Olympia, Dublin

Paul Weller has certainly weathered a few storms in his time. Over a career spanning more than 30 years, and taking in his Jam and Style Council eras, Weller has had his fair share of peaks and troughs, and on the first of his five-night run at Dublin’s Olympia, he was definitely on peak form.

On a day when the nation woke up to the prospect of a Euro dig-out, we could do well to heed the words of the Modfather: Porcelain Godscould be an ode to our fallen financial idols; Pretty Green(a Jam classic) addresses the false allure of fast cash; and Shout To The Top– well, why didn’t we when we had the chance? Trading guitar licks with his long-time batman Steve Cradock, and backed by a band of like-minded ragged souls, Weller thundered through his back – and front – pages, projecting equal parts attitude and aptitude. At 52, he hasn’t gone soft around the edges – onstage he’s lean, keen and not afraid to vent some lyrical spleen. But if Weller is keen to get one message across, it is this: he’s still a vital musical force, and, judging from the reaction of fans both young and old, they hear him loud and clear.

The big revelation is just how great his current material is – tracks from his recent album Wake Up The Nationand its predecessor, 22 Dreams, are as inventive and vibrant as anything he’s done before.

He may be working from the template marked “classic rock, soul and psychedelica”, but it’s clear he was to the genre born.
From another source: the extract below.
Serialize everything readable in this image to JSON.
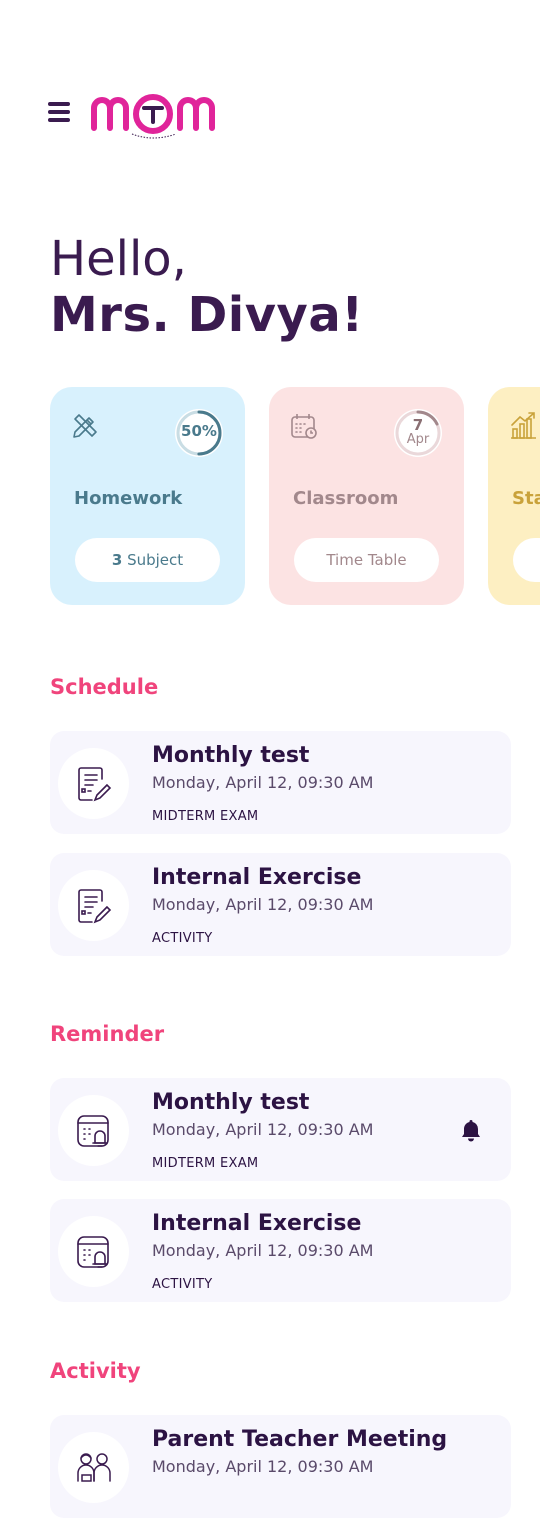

Moonshine, No Tears to Cry, All I Wanna Do (Is Be With You) Empty Ring, Invisibleand Pieces of A Dreamalready sound like vintage Weller, while Come On/Let’s Goand Fast Car, Slow Trafficprove he’s still got spit to go with the 1960s polish. Things get decidedly weird during Trees, which morphs from jazzy syncopation to trippy prog to Zep-like riffola and back again.

That’s Entertainmentand Start!complete a trio of Jam nuggets from the Sound Affectsalbum, now having its 30-year anniversary re-release, but for this critic, Art Schoolwas the real Jam topping, while Weller’s own Peacock Suitwas still pristine and preening as ever.